  • Cystic Fibrosis: A condition that 1 out of every 45 people carry. Cystic Fibrosis can cause someone to have lung damage, challenges absorbing nutrients from food, difficulty maintaining a healthy weight, and changes in the amount of salt lost through the body.
  • Thalassaemia: A condition that 1 in every 25 people carry. Symptoms of thalassaemia include a shortage of red blood cells, pale skin, weakness, and fatigue. Thalassaemia affects how red blood cells are made. More severe forms of the condition can also affect the function of the liver, heart, spleen, and bones.
  • 1 in 49 people are carriers of Spinal Muscular Atrophy. This condition affects how messages are sent from the brain to the muscles.
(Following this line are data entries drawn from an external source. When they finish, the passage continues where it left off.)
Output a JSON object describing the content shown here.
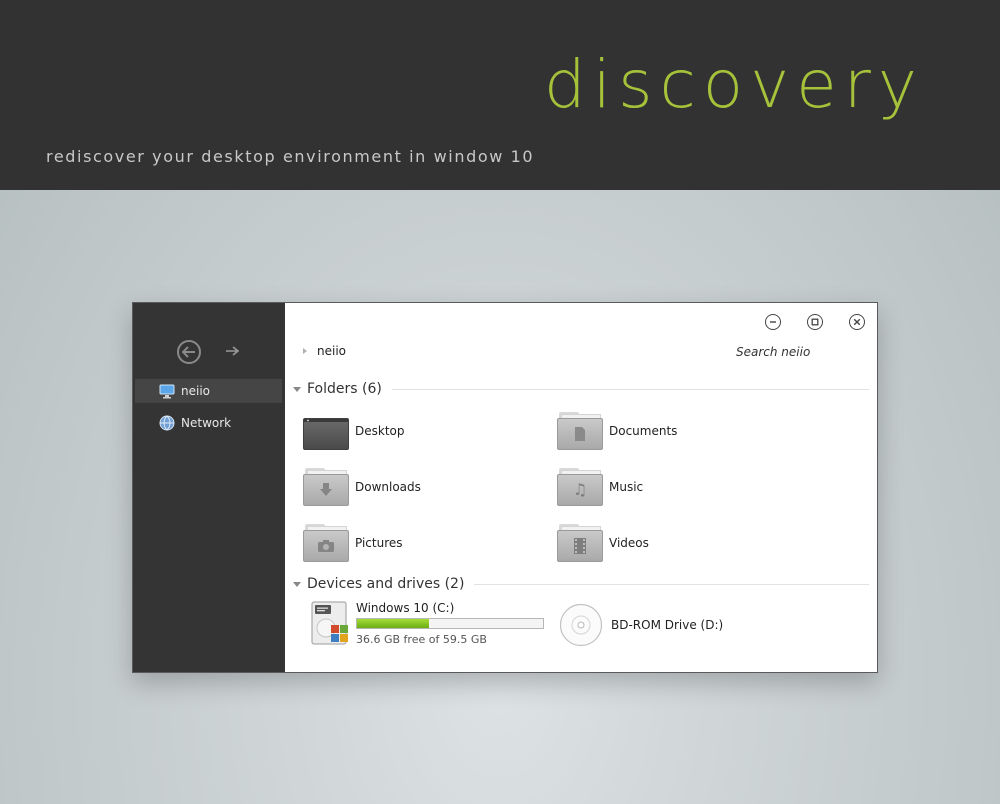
{
  "banner": {
    "brand": "discovery",
    "tagline": "rediscover your desktop environment in window 10"
  },
  "colors": {
    "accent": "#a6c23a",
    "banner_bg": "#323232",
    "sidebar_bg": "#343434",
    "progress": "#8bc926"
  },
  "sidebar": {
    "nav": {
      "back_icon": "back-arrow-circle-icon",
      "forward_icon": "forward-arrow-icon"
    },
    "items": [
      {
        "label": "neiio",
        "icon": "computer-icon",
        "selected": true
      },
      {
        "label": "Network",
        "icon": "network-globe-icon",
        "selected": false
      }
    ]
  },
  "window_controls": {
    "minimize": "minimize-icon",
    "maximize": "maximize-icon",
    "close": "close-icon"
  },
  "address": {
    "breadcrumb": "neiio",
    "search_placeholder": "Search neiio"
  },
  "folders": {
    "header": "Folders (6)",
    "items": [
      {
        "label": "Desktop",
        "icon": "desktop-folder-icon"
      },
      {
        "label": "Documents",
        "icon": "documents-folder-icon"
      },
      {
        "label": "Downloads",
        "icon": "downloads-folder-icon"
      },
      {
        "label": "Music",
        "icon": "music-folder-icon"
      },
      {
        "label": "Pictures",
        "icon": "pictures-folder-icon"
      },
      {
        "label": "Videos",
        "icon": "videos-folder-icon"
      }
    ]
  },
  "devices": {
    "header": "Devices and drives (2)",
    "items": [
      {
        "label": "Windows 10 (C:)",
        "free": "36.6 GB free of 59.5 GB",
        "used_fraction": 0.385,
        "icon": "hard-drive-icon"
      },
      {
        "label": "BD-ROM Drive (D:)",
        "icon": "optical-disc-icon"
      }
    ]
  }
}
This can affect how someone sits, crawls, walks, swallows, and in severe cases, how someone breathes.

 

All conditions on Eugene's carrier screening test are serious conditions that can impact a child's life expectancy or development.

 

Couples that carry the same genetic condition, or females that are carriers of an X-linked condition, learn that with each pregnancy, they have a 25% or greater chance of having a child together affected by the condition. Knowing this information comes with options. 

 

For these couples, they may be able to:

  • Use IVF technology to avoid having a child affected by a severe condition.
  • Have a test during pregnancy to see if the baby has the condition and make informed pregnancy choices.
  • Use a donor egg, sperm, or embryo that does not carry the same genetic condition.
  • Adopt or foster a child.
  • Conceive naturally and use the information from a carrier screening test to prepare for the baby's birth.

 

On the one hand, learning as a couple that the chance of having a child together affected by a genetic condition is low can be reassuring to hear. On the other hand, a result that shows a child is at an increased risk for being affected by a condition can be challenging information to learn but can also provide options before and during pregnancy.

 

With your genetic counsellor at Eugene by your side - you can get clear on your options if you carry a gene variant and help you figure out the best pathway for you.

 

Undoubtedly, doing a carrier screening test before pregnancy, or in the first trimester, is an essential part of the pregnancy journey.